Resetting Windows (any release) is a MASSIVE MASSIVE effort. It’s easy to do the actual reset, but then comes the really hard part – updating ALL the Windows settings/options/customizations which you have made since you bought the machine (3+ years for many of us). Most changes were made in the 14 Control Panel items. You may or may not have made changes to the settings in any item. Is there a tool that will create a list of all the current Windows settings and an indication whether it is a change from the Windows default? I think not. Have you been writing down all the changes that you made since day 1? I think not. So, before doing the reset, you better go through every item in the Control Panel and note the current settings.
The same holds true for external device settings; and any drivers that you had updated months/years ago and have totally forgotten about since they fixed those Windows crashes you were having.
Most applications also have options to reenter. Might be hard to remember them for those apps you installed a long time ago. Better write them down too, before the reset
You better also set aside many hours while Windows installs all the current updates.
So, yes, Windows can be reset, enabling you to start over from the very beginning, but it will be a long process to get Windows back to where it was prior to the reset. This can be difficult for experienced users but for all those folks who had someone else setup/customize their machine over the years, well…
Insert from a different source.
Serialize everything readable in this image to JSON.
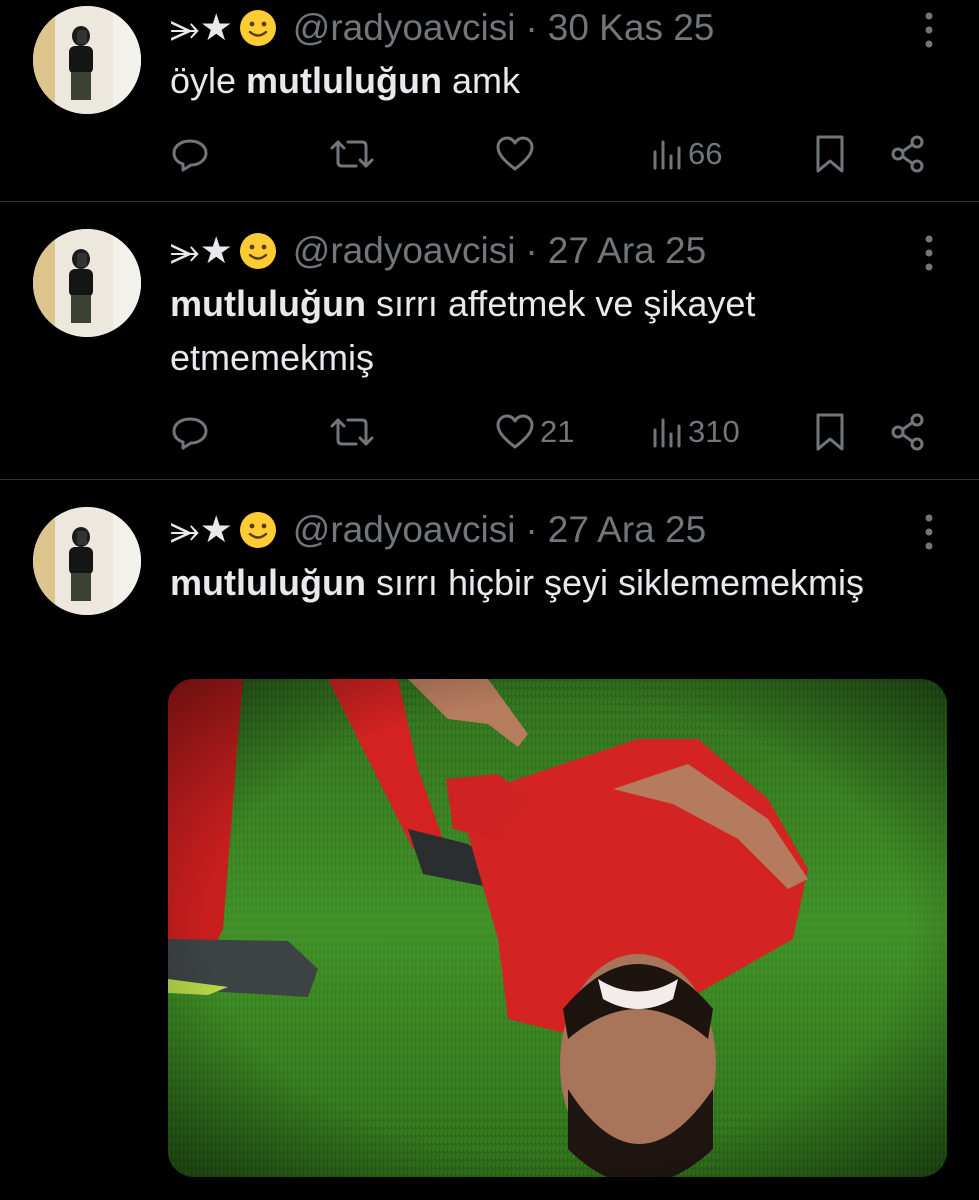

You’re quite correct, and I don’t want to minimize the effort. Even so, sometimes it’s still less work and frustration than trying to track down some random problem. I will say that over the years I’ve become more and more tolerant of Windows default settings, and customize very little outside of what I find truly important to me.
Hey Microsoft: apparently going FORWARD in Win OSes (7->8->10) appears to be a BIG MISTAKE. Why not publish Win 9 (which was skipped rushing to force apparently untested Win 10 on us) ?? Win 9 could preserve the best already tested features of prior Win versions (like 7 and 8.1) and give users the option to continue using those features (like UI) to which we have become accustomed. Since the source code probably already exists and since end-users have previously discovered most of the bugs, Win 9 shd be a “no brainer”- agreed ??
There never was a Windows 9, nor will there ever be. The next version of Windows after Windows 8(.1) was simply named 10 instead of 9. We still really don’t have a definitive answer as to why.
Every major version has had people calling for a “can’t you just give is a more stable version of what we had before instead?”. And you’ll notice it has never, ever, happened. It’s not going to happen now. It’s never a no-brainer — the costs to spin up any additional version of Windows are enormous.
My advice: learn to live with Windows 10 (not suggesting you like it, just live with it), or switch to one of the alternatives like Linux, a Mac, or a ChromeBook. What you’re suggesting will never happen.
It’s because 7 ate 9.
I don’t believe Microsoft ever developed a Windows 9. They skipped over the number, not the OS. And the user interface is literally the tip of the OS iceberg. It wouldn’t take much to change that. In fact programs like Classic Shell restore most of the interface features of previous OSes. It simply a matter of UI aesthetics.